Will the "2012 Problem"
be a cataclysm or a Mayan Y2K? A event or a nonevent? The number
comes from the Julian calendar year, 2012 A.D., and results from a
confluence within Mayan timekeeping. The question may therefore
hinge on the accuracy of the calendar itself.
Maya Calendar is properly called the Mesoamerican calendar system,
since it does not originate solely with the Maya, nor is it a single
calendar. The Maya are most frequently associated with it perhaps
because of their gift for astrometric precision, and the closeness
of their mythological traditions to the practice of
The two most
important Mayan calendars, and the only ones common to all
mesoamerican societies, were both vigesimal (based on units of 20).
The shorter, ceremonial Tzolk'in "year" consists of 13
twenty-day "months", and the longer Haab' counts 18, plus
a "bad luck" five-day period at the end called the Wayeb'.
The months have such eclectic names as "white storm",
"bat", "red conjunction", "planting time",
"water", etc. The numerology of the Tzolk'in, is not
arbitrary. It probably originated with an astronomical periodicity
or with the term of human gestation, such that midwives may have
contributed to its definition.
ceremonial and solar years number 260 and 365 days, respectively.
The lowest common multiple of these numbers, 18980, is equivalent to
52 Haab (solar) years; these 52-year cycles are called "calendar
rounds". Therefore, "New Years' Day" for both
calendars coincides every 52 years.
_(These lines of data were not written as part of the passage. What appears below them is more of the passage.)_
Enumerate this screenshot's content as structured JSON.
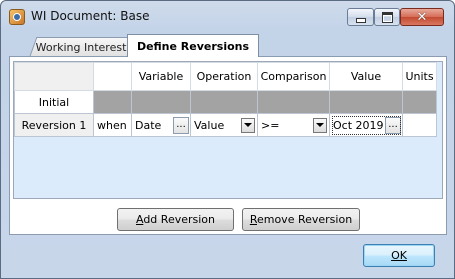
{
  "window": {
    "title": "WI Document: Base"
  },
  "tabs": [
    {
      "label": "Working Interests",
      "active": false
    },
    {
      "label": "Define Reversions",
      "active": true
    }
  ],
  "grid": {
    "columns": [
      "",
      "",
      "Variable",
      "Operation",
      "Comparison",
      "Value",
      "Units"
    ],
    "rows": [
      {
        "header": "Initial",
        "cells": []
      },
      {
        "header": "Reversion 1",
        "when": "when",
        "variable": "Date",
        "operation": "Value",
        "comparison": ">=",
        "value": "Oct 2019",
        "units": ""
      }
    ],
    "ellipsis": "..."
  },
  "buttons": {
    "add_first": "A",
    "add_rest": "dd Reversion",
    "remove_first": "R",
    "remove_rest": "emove Reversion",
    "ok": "OK"
  }
}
The next time this will happen
is December 21, 2012.
of any calendar should include an examination of its accuracy, which
can be gauged on different levels: as a temporal demarcator, as a
chronology, and as a predictive device. Accuracy in the latter holds
the implications for the 2012 problem.
the temporal level, the Mesoamerican system has been dead accurate
for millenia. The Mayas' adjustments were not limited to adding the
five extra days; they also compensated for the six or so extra hours
in each solar year. Their Roman contemporaries solved this by
instituting leap years. The Maya solution is unknown, but it
existed; the Spaniards discovered the Mesoamericans using a calendar
as least as accurate as their own.
the chronology level, a calendar can be seen as accurate if
historical or geological events can be precisely dated within it, or
if there is collateral support in mythic traditions, whether those
of the society that originated it, or, better still, in the
mythology or chronology or other societies. The Popol Vuh, the Maya
creation myth, is progressively murky the further back we look.
Nevertheless, the Popul Vuh records a flood that was seen by the
Mayas as universal; not surprisingly, it was at the beginning of a
calendar round about halfway through the third millennium, B.C.E.
Other (non-Maya) traditions back up the Popul Vuh, and therefore its
chronology, by recording a flood at about the same time (note: the
Popul Vuh is not among the accounts that mention anything like an
So, as a marker of
seasons and as a aid to chronology, the Mesoamerican calendar system
wins points for accuracy. What about as a predictive device? No
cataclysm occurred in 1960 (the completion of the previous calendar
round). A comet apparently stuck Siberia back in 1908, but even if
Mayanists were predicting anything like this, there is no record of
In fact, Mayanists are not
the ones forecasting cataclysm for 2012. The anticipation is found
instead within pagan and esoteric circles, and was first advanced by
New Ager Jose Arguelles. Armageddon may indeed come in 2012, but not
because of the completion of a mesoamerican calendar round. The
Mesoamerican system, for all its elegance and virtue, has no probus
as a forecasting mechanism.